Scan the records for "data" and copy each line that contains it.

* _Information shown_:
*** Block opens ***
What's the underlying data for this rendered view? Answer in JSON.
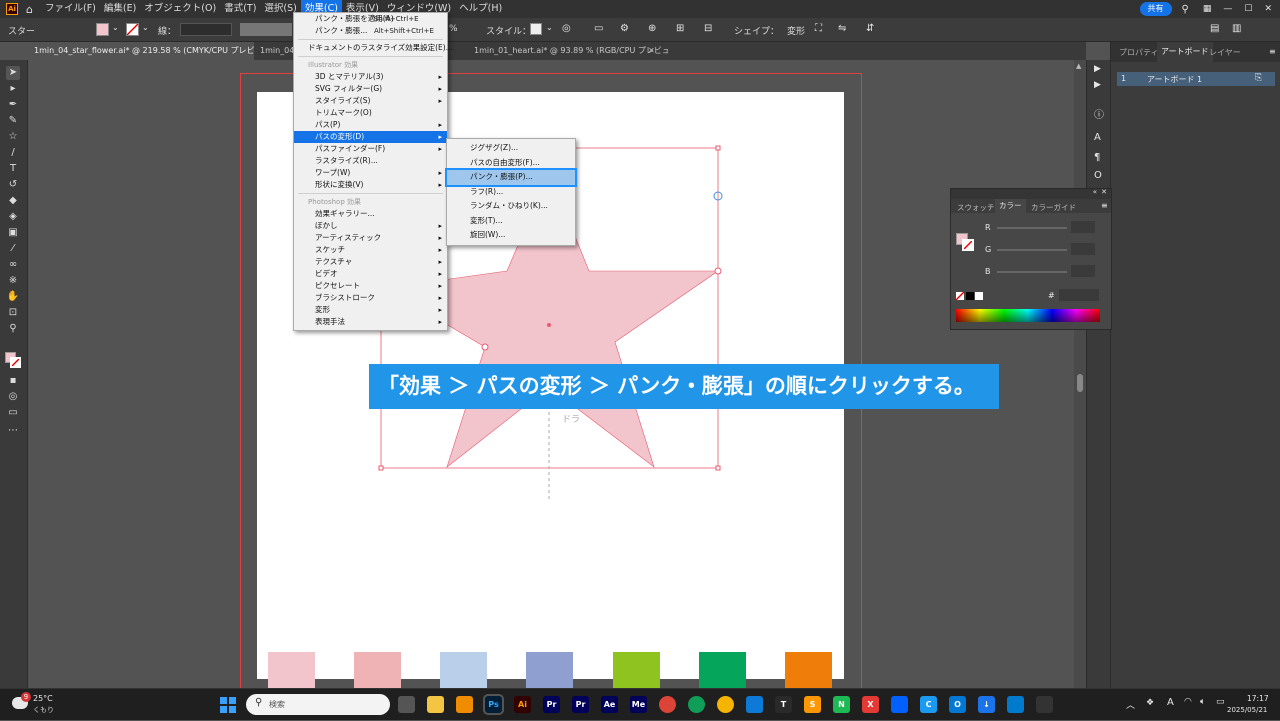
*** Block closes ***
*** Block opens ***
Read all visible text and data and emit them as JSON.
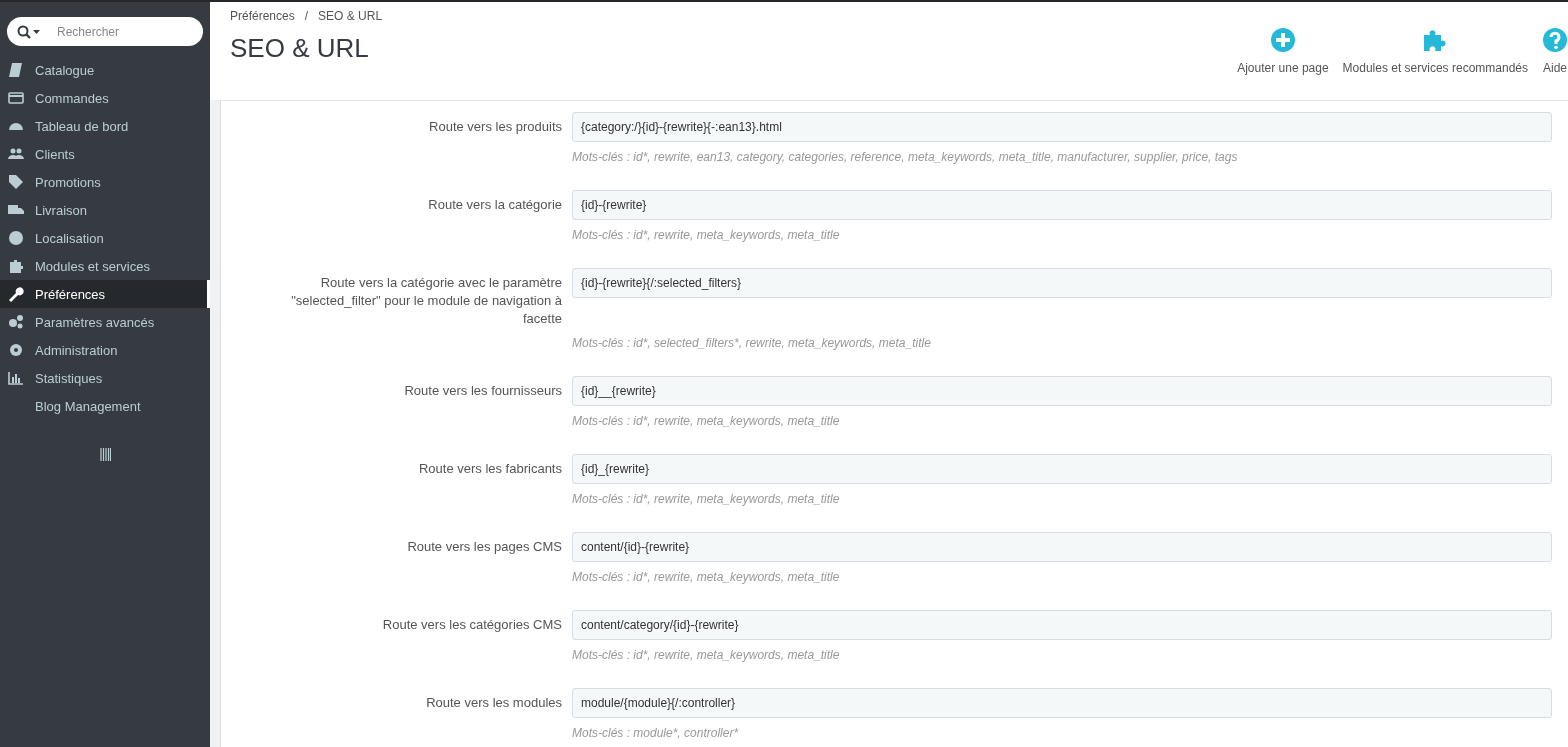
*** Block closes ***
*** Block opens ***
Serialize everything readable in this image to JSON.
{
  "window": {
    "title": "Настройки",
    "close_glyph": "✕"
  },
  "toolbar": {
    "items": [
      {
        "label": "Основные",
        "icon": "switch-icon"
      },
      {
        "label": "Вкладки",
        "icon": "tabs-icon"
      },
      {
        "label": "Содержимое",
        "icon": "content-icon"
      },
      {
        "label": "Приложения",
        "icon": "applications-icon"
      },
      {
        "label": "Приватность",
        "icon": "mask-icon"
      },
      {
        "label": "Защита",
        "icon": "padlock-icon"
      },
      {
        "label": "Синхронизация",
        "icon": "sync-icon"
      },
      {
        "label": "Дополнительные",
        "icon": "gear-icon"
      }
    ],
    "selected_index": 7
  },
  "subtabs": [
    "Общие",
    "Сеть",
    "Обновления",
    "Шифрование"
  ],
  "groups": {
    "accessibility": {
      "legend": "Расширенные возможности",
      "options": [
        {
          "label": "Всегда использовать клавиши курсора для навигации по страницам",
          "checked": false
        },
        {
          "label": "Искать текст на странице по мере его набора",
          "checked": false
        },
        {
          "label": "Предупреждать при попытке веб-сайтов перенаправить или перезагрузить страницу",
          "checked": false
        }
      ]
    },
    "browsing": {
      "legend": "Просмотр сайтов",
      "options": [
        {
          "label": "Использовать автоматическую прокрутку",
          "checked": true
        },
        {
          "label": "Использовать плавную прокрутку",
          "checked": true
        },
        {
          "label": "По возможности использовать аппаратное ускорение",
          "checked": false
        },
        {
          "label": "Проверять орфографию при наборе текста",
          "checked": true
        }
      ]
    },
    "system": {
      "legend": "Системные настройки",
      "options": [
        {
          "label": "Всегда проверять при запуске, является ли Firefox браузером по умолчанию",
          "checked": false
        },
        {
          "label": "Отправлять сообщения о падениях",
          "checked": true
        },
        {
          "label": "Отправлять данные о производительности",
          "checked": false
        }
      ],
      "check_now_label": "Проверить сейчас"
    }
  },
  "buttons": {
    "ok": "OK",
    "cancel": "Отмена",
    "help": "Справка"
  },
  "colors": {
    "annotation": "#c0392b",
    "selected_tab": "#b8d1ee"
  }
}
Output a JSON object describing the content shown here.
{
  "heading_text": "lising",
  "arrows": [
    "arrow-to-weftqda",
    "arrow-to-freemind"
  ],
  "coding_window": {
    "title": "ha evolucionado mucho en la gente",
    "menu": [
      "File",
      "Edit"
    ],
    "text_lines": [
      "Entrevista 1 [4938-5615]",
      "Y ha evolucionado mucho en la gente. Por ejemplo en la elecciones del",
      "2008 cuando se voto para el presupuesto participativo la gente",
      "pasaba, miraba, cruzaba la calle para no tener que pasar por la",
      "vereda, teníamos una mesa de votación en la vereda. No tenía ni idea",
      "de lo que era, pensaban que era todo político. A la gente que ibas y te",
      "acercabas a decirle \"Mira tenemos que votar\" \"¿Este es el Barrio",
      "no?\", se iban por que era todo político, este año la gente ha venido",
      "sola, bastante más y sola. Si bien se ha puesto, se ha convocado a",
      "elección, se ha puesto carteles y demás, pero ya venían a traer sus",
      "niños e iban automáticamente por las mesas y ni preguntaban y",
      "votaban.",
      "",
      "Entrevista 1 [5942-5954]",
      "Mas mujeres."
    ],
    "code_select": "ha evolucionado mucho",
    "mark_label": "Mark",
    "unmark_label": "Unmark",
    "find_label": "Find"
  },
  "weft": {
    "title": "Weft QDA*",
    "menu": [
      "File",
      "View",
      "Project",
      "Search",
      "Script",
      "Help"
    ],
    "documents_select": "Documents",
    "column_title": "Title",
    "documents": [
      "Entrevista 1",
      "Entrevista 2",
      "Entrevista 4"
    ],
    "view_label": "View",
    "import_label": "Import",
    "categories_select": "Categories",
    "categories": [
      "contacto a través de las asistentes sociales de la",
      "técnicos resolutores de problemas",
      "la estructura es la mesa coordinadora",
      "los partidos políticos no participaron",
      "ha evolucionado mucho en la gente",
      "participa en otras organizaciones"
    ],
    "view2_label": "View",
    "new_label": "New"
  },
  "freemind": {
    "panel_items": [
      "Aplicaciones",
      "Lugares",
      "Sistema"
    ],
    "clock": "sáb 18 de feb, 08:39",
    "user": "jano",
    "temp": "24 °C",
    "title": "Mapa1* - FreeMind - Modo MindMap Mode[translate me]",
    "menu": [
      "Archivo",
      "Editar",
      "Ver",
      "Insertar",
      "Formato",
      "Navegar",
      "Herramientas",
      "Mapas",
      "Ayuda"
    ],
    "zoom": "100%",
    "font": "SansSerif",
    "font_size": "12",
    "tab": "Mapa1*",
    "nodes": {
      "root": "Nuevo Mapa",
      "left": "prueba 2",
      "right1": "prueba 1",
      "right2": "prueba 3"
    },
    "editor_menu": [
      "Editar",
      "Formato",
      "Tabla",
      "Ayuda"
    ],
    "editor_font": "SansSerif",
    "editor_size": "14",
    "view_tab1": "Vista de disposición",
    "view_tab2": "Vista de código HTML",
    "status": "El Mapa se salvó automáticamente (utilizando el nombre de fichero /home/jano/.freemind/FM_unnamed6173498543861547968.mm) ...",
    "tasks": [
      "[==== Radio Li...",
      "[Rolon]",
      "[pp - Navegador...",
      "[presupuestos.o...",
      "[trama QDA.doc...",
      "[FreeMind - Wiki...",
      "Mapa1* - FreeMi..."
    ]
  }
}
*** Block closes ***
* _Response for this exercise_:
What's the underlying data for this rendered view? Answer in JSON.
Read all visible text and data and emit them as JSON.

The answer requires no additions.